On The Subject of Inner Diameter Boiler Tube Corrosion

Older Boilers are like Older Automobiles - Things Just Wear Down

While the drumbeat of boiler retirement is unabated, many power generation companies are able to continue to run boiler units 50+ years thanks to rigorous inspection and maintenance programs. Nevertheless, units tend to see fireside corrosion and erosion from the normal wear inherent in a pulverized coal boiler.  This type of wear-and-tear gets most of the focus, but it is just the obvious squeaky-wheel.  Let’s look at another prominent maintenance challenge.

Damage mechanisms can also exist in the Inner Diameter (ID) of boiler tubes. ID-side boiler tube corrosion can cause unplanned outages to address the issue. Boiler tube damage mechanisms are exacerbated by low water flow or flow disruption, often occurring around field weld lines. Due to the flow disruption, the likelihood of eventual tube damage is high just based on heavy local deposit growth.  Water chemistry issues caused by pre-boiler sources provide the chemical suspects that interact with tube walls.  These issues, combined, tend to produce deposits that are probable locations for Under Deposit Corrosion (UDC) to begin attacking the tube.  During our inspections, we’ve identified UDC and other hydrogen attacking mechanisms that can lead to  embrittlement of the metal and ultimate tube rupture failure. This can result in a catastrophic event.

Image from iOS (5)-1

This is not a one-spot problem. Nor a one-spot solution.

When a unit is taken offline for repairs, there is an urgent need to get it back online to generate power (and money) as soon as possible. Currently, inspections are done manually, requiring scaffolding and other access methods, and taking extended time to complete. The small amount of data coming from manual inspections can result in defect identification that is incomplete at best, or missed altogether at worst.

Repair teams are dispatched to make spot repairs on areas identified by manual inspection. The unit management thinks they have found and repaired the problem. However, after repairs and unit restart, maintenance teams discover additional corrosion problems that force the unit back into costly downtime, often in less than 24 hours after the previous repairs had been made. (To paraphrase Sallah (John Rhys-Davies) in the movie Raiders of the Lost Ark, “They’re looking in the wrong place!”)

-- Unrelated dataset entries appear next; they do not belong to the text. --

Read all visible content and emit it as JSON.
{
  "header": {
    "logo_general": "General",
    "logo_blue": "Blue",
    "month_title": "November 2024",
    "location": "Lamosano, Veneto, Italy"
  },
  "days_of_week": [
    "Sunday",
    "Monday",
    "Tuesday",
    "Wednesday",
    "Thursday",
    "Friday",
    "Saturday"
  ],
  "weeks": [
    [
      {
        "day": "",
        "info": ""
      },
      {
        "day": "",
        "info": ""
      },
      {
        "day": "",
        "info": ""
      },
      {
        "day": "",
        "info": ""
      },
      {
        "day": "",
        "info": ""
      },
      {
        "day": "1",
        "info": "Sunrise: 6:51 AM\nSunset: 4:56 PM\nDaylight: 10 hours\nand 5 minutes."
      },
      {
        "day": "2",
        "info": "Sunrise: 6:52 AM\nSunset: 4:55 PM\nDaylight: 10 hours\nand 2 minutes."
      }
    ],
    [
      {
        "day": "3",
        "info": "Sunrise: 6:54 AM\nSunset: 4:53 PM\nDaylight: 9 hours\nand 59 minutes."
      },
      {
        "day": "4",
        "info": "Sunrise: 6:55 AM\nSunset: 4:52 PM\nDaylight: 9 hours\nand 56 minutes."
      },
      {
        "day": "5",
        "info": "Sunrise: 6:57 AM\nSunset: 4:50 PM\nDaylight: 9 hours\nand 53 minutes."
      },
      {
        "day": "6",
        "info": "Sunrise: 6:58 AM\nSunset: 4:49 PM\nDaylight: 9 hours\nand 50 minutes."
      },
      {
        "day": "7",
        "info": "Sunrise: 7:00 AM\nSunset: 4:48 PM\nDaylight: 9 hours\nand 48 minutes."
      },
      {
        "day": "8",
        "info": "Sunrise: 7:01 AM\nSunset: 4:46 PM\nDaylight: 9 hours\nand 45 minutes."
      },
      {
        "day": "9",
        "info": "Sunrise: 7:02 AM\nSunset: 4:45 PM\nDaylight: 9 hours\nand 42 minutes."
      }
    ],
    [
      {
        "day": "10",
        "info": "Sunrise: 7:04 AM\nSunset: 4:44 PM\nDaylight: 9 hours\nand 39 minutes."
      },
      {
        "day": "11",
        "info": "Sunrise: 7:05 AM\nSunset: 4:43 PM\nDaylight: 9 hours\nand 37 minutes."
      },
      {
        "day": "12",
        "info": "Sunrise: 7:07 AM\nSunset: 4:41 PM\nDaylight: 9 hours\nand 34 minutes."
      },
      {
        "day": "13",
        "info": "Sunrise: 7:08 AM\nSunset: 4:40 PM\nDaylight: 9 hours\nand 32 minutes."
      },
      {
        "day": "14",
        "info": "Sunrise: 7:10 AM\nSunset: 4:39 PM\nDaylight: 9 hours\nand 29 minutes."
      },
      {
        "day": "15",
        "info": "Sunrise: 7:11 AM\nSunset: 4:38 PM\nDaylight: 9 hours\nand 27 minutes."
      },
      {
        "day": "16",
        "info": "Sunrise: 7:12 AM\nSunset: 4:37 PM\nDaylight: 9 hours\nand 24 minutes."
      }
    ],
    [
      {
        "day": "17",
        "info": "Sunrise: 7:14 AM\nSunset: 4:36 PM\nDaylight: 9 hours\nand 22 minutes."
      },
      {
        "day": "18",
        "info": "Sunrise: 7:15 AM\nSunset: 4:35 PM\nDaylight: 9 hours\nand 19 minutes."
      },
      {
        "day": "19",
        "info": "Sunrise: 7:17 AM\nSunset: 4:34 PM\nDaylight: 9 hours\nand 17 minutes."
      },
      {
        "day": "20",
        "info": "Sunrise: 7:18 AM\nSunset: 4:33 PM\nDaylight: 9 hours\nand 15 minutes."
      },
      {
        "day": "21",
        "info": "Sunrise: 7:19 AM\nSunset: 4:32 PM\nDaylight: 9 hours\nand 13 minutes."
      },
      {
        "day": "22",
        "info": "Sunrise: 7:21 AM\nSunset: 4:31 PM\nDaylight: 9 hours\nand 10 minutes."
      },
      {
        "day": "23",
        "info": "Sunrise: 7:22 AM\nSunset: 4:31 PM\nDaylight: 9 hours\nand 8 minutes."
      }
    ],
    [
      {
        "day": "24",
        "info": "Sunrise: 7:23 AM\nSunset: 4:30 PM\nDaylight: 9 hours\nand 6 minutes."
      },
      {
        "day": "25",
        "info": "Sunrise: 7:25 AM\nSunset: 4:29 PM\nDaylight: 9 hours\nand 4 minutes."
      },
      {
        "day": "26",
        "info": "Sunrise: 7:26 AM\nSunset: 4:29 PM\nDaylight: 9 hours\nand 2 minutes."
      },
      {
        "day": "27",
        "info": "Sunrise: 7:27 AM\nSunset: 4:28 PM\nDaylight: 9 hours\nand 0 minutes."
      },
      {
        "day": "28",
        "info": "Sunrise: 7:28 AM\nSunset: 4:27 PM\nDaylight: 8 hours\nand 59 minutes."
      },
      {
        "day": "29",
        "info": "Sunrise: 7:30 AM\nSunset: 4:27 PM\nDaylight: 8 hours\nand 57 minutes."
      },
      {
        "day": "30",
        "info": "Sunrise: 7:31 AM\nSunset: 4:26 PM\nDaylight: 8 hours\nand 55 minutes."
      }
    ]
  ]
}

As a result, power generation companies are exploring the use of robotic inspection technology to gather more actionable data in a much shorter amount of time.

More Data in Days not Weeks

In one recent engagement, Gecko Robotics completed a total boiler tube unit inspection in around three days, using two robots, utilizing swing stages instead of scaffolding and working around the clock. A previous manual inspection had taken 1½ weeks to complete, plus more time for data analysis.

During an outage or turnaround, even three days is a long time. The Gecko TOKA 3 Robots used on this assignment were running at a slower speed than they are normally capable of. This was to increase the number of readings taken in order to have more data points to analyze. At this site, we took 800 readings per boiler tube foot, for over 25 million readings in total. On a normal engagement the robot would move faster and produce around 5 million data points, still a lot more data than traditional inspection methods can deliver.  Our newest robots have been designed to go faster and collect more data to drive inspection times even lower.

Through the use of proprietary algorithms, Gecko was able to quickly pinpoint the locations of small scale defects. Defects are identified by geolocating the tube, height and angle of the reading that revealed tube wall thinning.  With the ability to deliver 50% of the data in just 24 hours after completion of the inspection, plant personnel were able to clearly identify the defects as UDC and could begin repair efforts. The remaining 50% of data was delivered just 24 hours after that. Using our interactive portal and downloadable thickness maps, the customer was able to conduct comprehensive repair planning that resulted in the boiler operating over 7 months without an unplanned outage.

Proof of Concept - a Good Way to Start

Rapid Ultrasonic Gridding (RUG) robots are the leading edge inspection technology for boilers and other fixed equipment. But, as with any innovative technology, companies are skeptical of committing to a large-scale project without a proof-of-concept demonstration.

For the power generation company referenced in this case, Gecko was brought in to do just one unit in the plant. As described, the assignment was completed in 3 days, with minimal logistics required for tube access.

Because of the success of the initial engagement, Gecko was awarded multiple unit inspections by the power generation company. At this writing, we have completed five unit inspections, with an expanded scope of work to include scanning for external wear, as well as ID corrosion.

Proof-of-Concept engagements and other one-off assignments have proven to be good starting points for power generation companies like this one. Company and engineering management are able to see first-hand the value that Gecko Robotics delivers. In this case, and many others, Gecko’s scope of work and length of engagement are expanded as a result.

Share this post

Subscribe to our newsletter